Sophomore English as it’s taught today is a hodge-podge of literature except for the emphasis on persuasive writing and speaking. As such, I was dissatisfied with the curriculum for many years. Therefore, after careful consideration, which included dreaming about it, I have decided to make it into something more. Let’s title it:
Literature Against Social Injustice, or
Motivational and Inspirational Literature, or
Propaganda for Social Change.
Anyone one of those titles works well for me. And, I humbly believe, that your sophomore will like it too from that perspective. It is difficult to see the sophomore psyche in a small group of –let’s say your son or daughter—but right now, your teenager is a “wise fool”.
A sophomore is a student who survived the freshman year.
More students drop out of high school during the freshman year than any other, but if they can make it through it, there is a pretty good chance, they will graduate.
While this doesn’t apply to homeschooled children, there is still the same mentality to some degree.
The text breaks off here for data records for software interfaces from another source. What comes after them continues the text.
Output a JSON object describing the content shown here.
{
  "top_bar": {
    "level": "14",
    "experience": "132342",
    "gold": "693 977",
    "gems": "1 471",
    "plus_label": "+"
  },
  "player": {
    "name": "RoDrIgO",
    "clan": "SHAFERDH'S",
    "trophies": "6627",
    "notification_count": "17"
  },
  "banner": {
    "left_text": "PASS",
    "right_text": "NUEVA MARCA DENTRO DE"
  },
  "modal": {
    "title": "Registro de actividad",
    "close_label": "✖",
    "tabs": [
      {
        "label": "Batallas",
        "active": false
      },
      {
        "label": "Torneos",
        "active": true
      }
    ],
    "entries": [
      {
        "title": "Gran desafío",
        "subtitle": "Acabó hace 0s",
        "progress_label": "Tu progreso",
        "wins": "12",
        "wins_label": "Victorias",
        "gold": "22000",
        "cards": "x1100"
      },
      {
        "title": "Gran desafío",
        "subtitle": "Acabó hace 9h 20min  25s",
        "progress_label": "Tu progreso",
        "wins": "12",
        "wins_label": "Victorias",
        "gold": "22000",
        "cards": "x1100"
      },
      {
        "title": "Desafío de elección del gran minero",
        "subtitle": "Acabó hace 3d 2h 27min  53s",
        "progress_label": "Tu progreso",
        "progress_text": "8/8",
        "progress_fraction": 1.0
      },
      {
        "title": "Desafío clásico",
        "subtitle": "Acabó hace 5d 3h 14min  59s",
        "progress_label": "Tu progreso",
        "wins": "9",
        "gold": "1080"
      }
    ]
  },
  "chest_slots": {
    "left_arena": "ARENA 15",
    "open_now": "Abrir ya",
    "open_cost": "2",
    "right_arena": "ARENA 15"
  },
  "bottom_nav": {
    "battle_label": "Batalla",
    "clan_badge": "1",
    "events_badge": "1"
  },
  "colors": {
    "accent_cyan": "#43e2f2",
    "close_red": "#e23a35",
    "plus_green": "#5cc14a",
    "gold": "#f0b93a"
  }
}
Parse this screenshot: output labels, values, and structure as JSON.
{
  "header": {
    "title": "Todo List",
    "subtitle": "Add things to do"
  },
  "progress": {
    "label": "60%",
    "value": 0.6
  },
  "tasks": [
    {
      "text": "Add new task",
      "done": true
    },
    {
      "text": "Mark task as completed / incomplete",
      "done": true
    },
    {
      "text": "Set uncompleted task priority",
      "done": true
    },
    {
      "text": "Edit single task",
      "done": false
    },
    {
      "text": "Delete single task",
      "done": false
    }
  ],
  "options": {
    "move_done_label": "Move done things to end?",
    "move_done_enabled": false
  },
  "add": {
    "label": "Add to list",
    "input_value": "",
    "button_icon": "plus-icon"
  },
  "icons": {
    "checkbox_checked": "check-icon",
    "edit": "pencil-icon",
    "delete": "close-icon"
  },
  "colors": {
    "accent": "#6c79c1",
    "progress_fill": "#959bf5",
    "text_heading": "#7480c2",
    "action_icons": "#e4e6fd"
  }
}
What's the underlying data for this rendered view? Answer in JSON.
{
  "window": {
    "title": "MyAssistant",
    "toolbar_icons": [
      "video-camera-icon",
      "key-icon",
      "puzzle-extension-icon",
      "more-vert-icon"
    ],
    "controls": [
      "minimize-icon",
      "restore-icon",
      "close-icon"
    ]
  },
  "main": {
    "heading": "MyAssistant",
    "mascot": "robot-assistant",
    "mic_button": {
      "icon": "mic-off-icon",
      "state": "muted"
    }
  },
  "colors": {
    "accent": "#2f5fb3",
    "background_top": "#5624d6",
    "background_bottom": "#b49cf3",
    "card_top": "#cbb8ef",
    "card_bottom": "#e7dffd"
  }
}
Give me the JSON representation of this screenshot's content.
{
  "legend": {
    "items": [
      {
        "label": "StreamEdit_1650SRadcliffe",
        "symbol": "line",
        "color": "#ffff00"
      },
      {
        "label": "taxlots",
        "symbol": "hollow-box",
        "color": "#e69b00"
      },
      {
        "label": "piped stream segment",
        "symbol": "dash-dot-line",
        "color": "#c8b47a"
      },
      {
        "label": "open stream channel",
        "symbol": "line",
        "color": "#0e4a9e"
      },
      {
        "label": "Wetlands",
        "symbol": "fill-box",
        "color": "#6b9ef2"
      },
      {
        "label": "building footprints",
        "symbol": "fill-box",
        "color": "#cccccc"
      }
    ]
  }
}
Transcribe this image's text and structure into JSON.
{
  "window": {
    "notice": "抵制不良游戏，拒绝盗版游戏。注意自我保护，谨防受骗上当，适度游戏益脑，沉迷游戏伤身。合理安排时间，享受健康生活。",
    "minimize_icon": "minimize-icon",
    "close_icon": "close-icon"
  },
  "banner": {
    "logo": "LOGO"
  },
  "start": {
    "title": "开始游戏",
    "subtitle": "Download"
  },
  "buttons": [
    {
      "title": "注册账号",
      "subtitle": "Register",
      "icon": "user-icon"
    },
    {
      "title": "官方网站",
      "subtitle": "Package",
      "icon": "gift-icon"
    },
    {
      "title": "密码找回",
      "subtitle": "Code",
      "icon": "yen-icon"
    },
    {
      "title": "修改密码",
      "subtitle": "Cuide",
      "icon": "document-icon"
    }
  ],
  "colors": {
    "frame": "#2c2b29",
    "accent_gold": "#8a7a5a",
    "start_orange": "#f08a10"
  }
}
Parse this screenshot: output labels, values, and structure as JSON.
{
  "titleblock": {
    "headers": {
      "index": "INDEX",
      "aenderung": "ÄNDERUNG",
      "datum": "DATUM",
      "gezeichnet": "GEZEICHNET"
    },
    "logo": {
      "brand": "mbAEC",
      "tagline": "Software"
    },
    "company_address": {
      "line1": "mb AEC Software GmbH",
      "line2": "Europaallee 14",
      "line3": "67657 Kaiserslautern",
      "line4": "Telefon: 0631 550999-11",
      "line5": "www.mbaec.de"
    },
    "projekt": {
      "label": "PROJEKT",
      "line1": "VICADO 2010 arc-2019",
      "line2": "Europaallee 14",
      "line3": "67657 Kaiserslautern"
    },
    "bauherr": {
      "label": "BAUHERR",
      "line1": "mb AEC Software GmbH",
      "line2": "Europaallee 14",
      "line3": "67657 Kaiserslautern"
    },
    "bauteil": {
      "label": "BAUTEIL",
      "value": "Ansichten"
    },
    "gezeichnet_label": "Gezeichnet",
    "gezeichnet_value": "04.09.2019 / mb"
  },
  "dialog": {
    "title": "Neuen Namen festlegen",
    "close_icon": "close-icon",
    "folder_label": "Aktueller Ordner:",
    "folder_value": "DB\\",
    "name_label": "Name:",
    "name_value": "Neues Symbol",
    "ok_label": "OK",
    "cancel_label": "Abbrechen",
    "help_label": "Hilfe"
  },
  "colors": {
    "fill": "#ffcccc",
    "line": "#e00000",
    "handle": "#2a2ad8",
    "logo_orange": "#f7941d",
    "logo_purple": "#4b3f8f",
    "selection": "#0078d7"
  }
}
Sophomores know that they were smart enough to make it through the extremely difficult adjustment from middle school to high school.
However, they are not close enough to graduation to feel that they are on easy street like the juniors and seniors feel.
Additionally, they only have a bit of knowledge (soph=wise) and they definitely still have a lot of the moronic (mor= fool) in them.
That term sophomore wasn't picked out of thin air, Moms!
We should show them respect for how far they have come, but remind them, they still have more to learn.
We may think that they have only completed one year of high school, but to them, they have had to adjust to being “top dog” in the 8th grade to someone trying to sell them elevator passes as “dinky freshmen.”
Even homeschooled kids will want more independence with their studies, but they are not always mature enough to work completely on their own.
Develop a set of checks and balances for them as best works in your family. In this sophomore English study, as well as their other classes, don’t give them so much freedom for so long that two months later, they have only done one week’s worth of work.
Playing catch-up in homeschool is no fun for anyone. My own sons still want supervision for work that I know they can do on their own. They did, however, give me nice Mother’s Day cards stating how - I’m always there for them.
Sophomores have a bit of an edge on or and a bit of a chip on their shoulders. One day they feel as smart as can be, and the next day, they are acting like idiots.
That word sophomore wasn’t picked out of thin air centuries ago; it was earned and deserved. It still is, so try to be kind, but firm with your teenager.
That said, I think they will appreciate sophomore English literature this year. Present it in the following context: Authors write because they have something to say. Period. Sometimes there are evils in society that in good conscience they MUST write about.
On the sophomore English curriculum page, I will give you a large list of readings on authors who wrote for social change. Some of them used humor, some used scathing sarcasm and satire, each to the author's style.
One of the selections in sophomore English is Animal Farm. George Orwell, once a believer in communism, wrote Animal Farm after he saw how communism had failed in the Soviet Union.
In the story the pigs are the Communists with the main pig Napoleon as Joseph Stalin. His comrade –who soon fell out of favor with Stalin—is Snowball or Leo Trotsky. Snowball is run off Animal Farm and in real life, Stalin cut out Trotsky’s face in all the photos of Communist leaders.
Later, Trotsky was murdered by a Stalin assassin while in exile in Mexico City.
I am also recommending “A Modest Proposal” by Jonathan Swift. This essay was written in context of the economic circumstances of 18th century Ireland.
Swift, a satirist and cleric in the Catholic Church, wrote this during Ireland’s second greatest famine.
In the essay he proposes that a simple way of ridding Ireland of all its starving, begging populace is by eating the babies. Yes, it’s shocking, but that was the point.
By using an absurd premise in the form of a “modest proposal,” he made a stirring argument for humanity to care for each other. This will be a great read for a sophomore. Swift also wrote the novel Gulliver’s Travels, which your teenager may want to read as well.
This introduces the sophomore English literature assignments. For more complete details, please click on sophomore English here.
If you would like to go to High School English curriculum, click here.